The other part of our improved browser caching involves using HTML5 local storage. HTML5 local storage is basically a key / value pair data store that lives in the client’s browser. The overall size of this storage varies, but is generally around 5mb per domain. Most modern browsers now provide support for local storage, so where available we’ll use this as a smarter cache. Local storage allows us to store the individual CSS files (because we pushed them down to the browser as strings) so that we can include only the CSS files needed on subsequent pages. It also means that if one of your files changes we can push only the updated file, or only the new file if another CSS file is requested on a future pageview. You can also generally get a longer cache life by using local storage because the space is specific to only that domain, so you’re not competing with other items in the cache on other sites. And lastly, local storage generally is cleared less often than the browser cache, which means the files can stay in the user’s browser longer and it’s more likely you won’t have a completely empty cache view for returning visitors.
We also include your inline styles as well in these optimizations which allows us to minify your inline styles and cache them in the browser (or store them in the browser’s local storage) so that they won’t have to be downloaded on every page view – reducing the overall file size of every page.
Make sure your CSS is non-blocking
We’re really proud of our new CSS Smart Loader. It’s an important step in improving the overall performance of a webpage and especially important for improving onready time and the perceived performance since it blocks rendering. We’ve got a lot of other exciting performance optimizations in the works. As always, you can do these optimizations yourself, but why bother when we can automate them for you with Torbit!
There are several web performance events taking place at around the same time next week that are worth highlighting.
1. Europe Velocity Conference
The Velocity Conference is expanding to Europe (Berlin to be exact). We had a blast at the last Velocity Conference in the States and expect this one to be another great event. We’re sad to be missing it, but we did manage to get our hands on a discount code, which I hope you will take advantage of. You can use the code “veu11sts” to take 20% off your total price when registering.
Steve and his team have once again put together an amazing agenda, which includes:
Jon Jenkins talking about Amazon Silk
Browser sessions from Chrome, Firefox, and Opera
Jeff Veen talking about Designing for Disaster
Estelle Weyl presenting on Mobile UI Performance
2. SF Web Performance Meetup and Panel

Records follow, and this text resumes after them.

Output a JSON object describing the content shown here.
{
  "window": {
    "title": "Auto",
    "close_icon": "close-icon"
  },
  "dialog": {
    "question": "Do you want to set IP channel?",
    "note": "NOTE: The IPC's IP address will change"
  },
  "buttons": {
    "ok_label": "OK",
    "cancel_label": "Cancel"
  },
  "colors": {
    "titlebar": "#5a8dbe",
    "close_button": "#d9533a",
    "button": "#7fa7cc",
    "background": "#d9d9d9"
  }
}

For those of you who can’t make it to Europe, I hope you’ll join us for a panel discussion at Google. The SF Web Performance Group is hosting a panel discussion titled “Automated Web & Mobile Perf: Pipe dreams or Piece of Cake?“. Jon Fox and I are honored to be included on the panel along with some of the other leaders in the performance space. Our friends Aaron Kulick and Hans Brough are organizing the event and Arvind Jain (the leader of Google’s “Make the web faster” initiative) will be moderating.
The panel is being held on the Google Campus at 7pm on Thursday Nov 10th and is free to the public. Last I checked, there was already a waiting list for this event, but it’s worth signing up as there may be last minute cancelations.